Task prompt: In the material below, find each line with the string "active" and copy it.

Information given:
=====

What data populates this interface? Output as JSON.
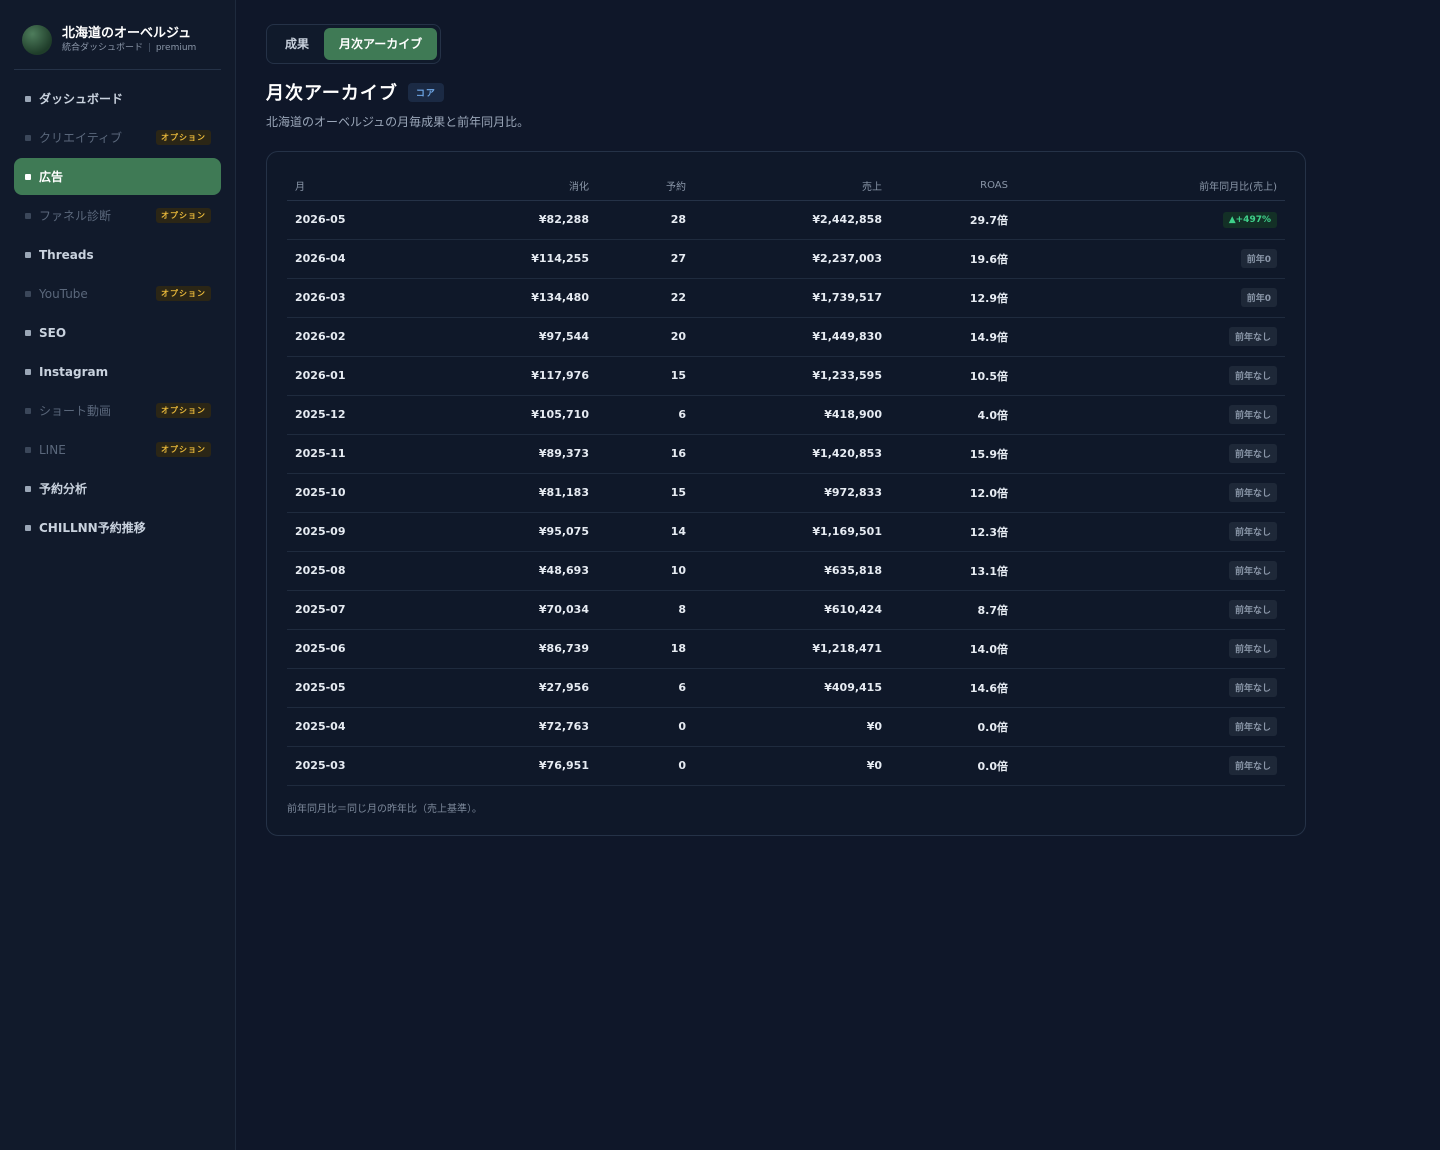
{
  "brand": {
    "title": "北海道のオーベルジュ",
    "subtitle": "統合ダッシュボード",
    "separator": "|",
    "tier": "premium"
  },
  "sidebar": {
    "items": [
      {
        "label": "ダッシュボード",
        "state": "normal",
        "badge": ""
      },
      {
        "label": "クリエイティブ",
        "state": "disabled",
        "badge": "オプション"
      },
      {
        "label": "広告",
        "state": "active",
        "badge": ""
      },
      {
        "label": "ファネル診断",
        "state": "disabled",
        "badge": "オプション"
      },
      {
        "label": "Threads",
        "state": "normal",
        "badge": ""
      },
      {
        "label": "YouTube",
        "state": "disabled",
        "badge": "オプション"
      },
      {
        "label": "SEO",
        "state": "normal",
        "badge": ""
      },
      {
        "label": "Instagram",
        "state": "normal",
        "badge": ""
      },
      {
        "label": "ショート動画",
        "state": "disabled",
        "badge": "オプション"
      },
      {
        "label": "LINE",
        "state": "disabled",
        "badge": "オプション"
      },
      {
        "label": "予約分析",
        "state": "normal",
        "badge": ""
      },
      {
        "label": "CHILLNN予約推移",
        "state": "normal",
        "badge": ""
      }
    ]
  },
  "tabs": [
    {
      "label": "成果",
      "active": false
    },
    {
      "label": "月次アーカイブ",
      "active": true
    }
  ],
  "page": {
    "title": "月次アーカイブ",
    "badge": "コア",
    "subtitle": "北海道のオーベルジュの月毎成果と前年同月比。"
  },
  "table": {
    "headers": [
      "月",
      "消化",
      "予約",
      "売上",
      "ROAS",
      "前年同月比(売上)"
    ],
    "rows": [
      {
        "month": "2026-05",
        "spend": "¥82,288",
        "bookings": "28",
        "sales": "¥2,442,858",
        "roas": "29.7倍",
        "yoy": "▲+497%",
        "yoy_type": "up"
      },
      {
        "month": "2026-04",
        "spend": "¥114,255",
        "bookings": "27",
        "sales": "¥2,237,003",
        "roas": "19.6倍",
        "yoy": "前年0",
        "yoy_type": "neutral"
      },
      {
        "month": "2026-03",
        "spend": "¥134,480",
        "bookings": "22",
        "sales": "¥1,739,517",
        "roas": "12.9倍",
        "yoy": "前年0",
        "yoy_type": "neutral"
      },
      {
        "month": "2026-02",
        "spend": "¥97,544",
        "bookings": "20",
        "sales": "¥1,449,830",
        "roas": "14.9倍",
        "yoy": "前年なし",
        "yoy_type": "neutral"
      },
      {
        "month": "2026-01",
        "spend": "¥117,976",
        "bookings": "15",
        "sales": "¥1,233,595",
        "roas": "10.5倍",
        "yoy": "前年なし",
        "yoy_type": "neutral"
      },
      {
        "month": "2025-12",
        "spend": "¥105,710",
        "bookings": "6",
        "sales": "¥418,900",
        "roas": "4.0倍",
        "yoy": "前年なし",
        "yoy_type": "neutral"
      },
      {
        "month": "2025-11",
        "spend": "¥89,373",
        "bookings": "16",
        "sales": "¥1,420,853",
        "roas": "15.9倍",
        "yoy": "前年なし",
        "yoy_type": "neutral"
      },
      {
        "month": "2025-10",
        "spend": "¥81,183",
        "bookings": "15",
        "sales": "¥972,833",
        "roas": "12.0倍",
        "yoy": "前年なし",
        "yoy_type": "neutral"
      },
      {
        "month": "2025-09",
        "spend": "¥95,075",
        "bookings": "14",
        "sales": "¥1,169,501",
        "roas": "12.3倍",
        "yoy": "前年なし",
        "yoy_type": "neutral"
      },
      {
        "month": "2025-08",
        "spend": "¥48,693",
        "bookings": "10",
        "sales": "¥635,818",
        "roas": "13.1倍",
        "yoy": "前年なし",
        "yoy_type": "neutral"
      },
      {
        "month": "2025-07",
        "spend": "¥70,034",
        "bookings": "8",
        "sales": "¥610,424",
        "roas": "8.7倍",
        "yoy": "前年なし",
        "yoy_type": "neutral"
      },
      {
        "month": "2025-06",
        "spend": "¥86,739",
        "bookings": "18",
        "sales": "¥1,218,471",
        "roas": "14.0倍",
        "yoy": "前年なし",
        "yoy_type": "neutral"
      },
      {
        "month": "2025-05",
        "spend": "¥27,956",
        "bookings": "6",
        "sales": "¥409,415",
        "roas": "14.6倍",
        "yoy": "前年なし",
        "yoy_type": "neutral"
      },
      {
        "month": "2025-04",
        "spend": "¥72,763",
        "bookings": "0",
        "sales": "¥0",
        "roas": "0.0倍",
        "yoy": "前年なし",
        "yoy_type": "neutral"
      },
      {
        "month": "2025-03",
        "spend": "¥76,951",
        "bookings": "0",
        "sales": "¥0",
        "roas": "0.0倍",
        "yoy": "前年なし",
        "yoy_type": "neutral"
      }
    ],
    "footnote": "前年同月比＝同じ月の昨年比（売上基準）。"
  },
  "colors": {
    "accent": "#3f7a55",
    "background": "#0f1729",
    "option_badge": "#e8b83a",
    "positive": "#3ed08a"
  }
}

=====

Output for this exercise:
        "state": "active",
      "active": false
      "active": true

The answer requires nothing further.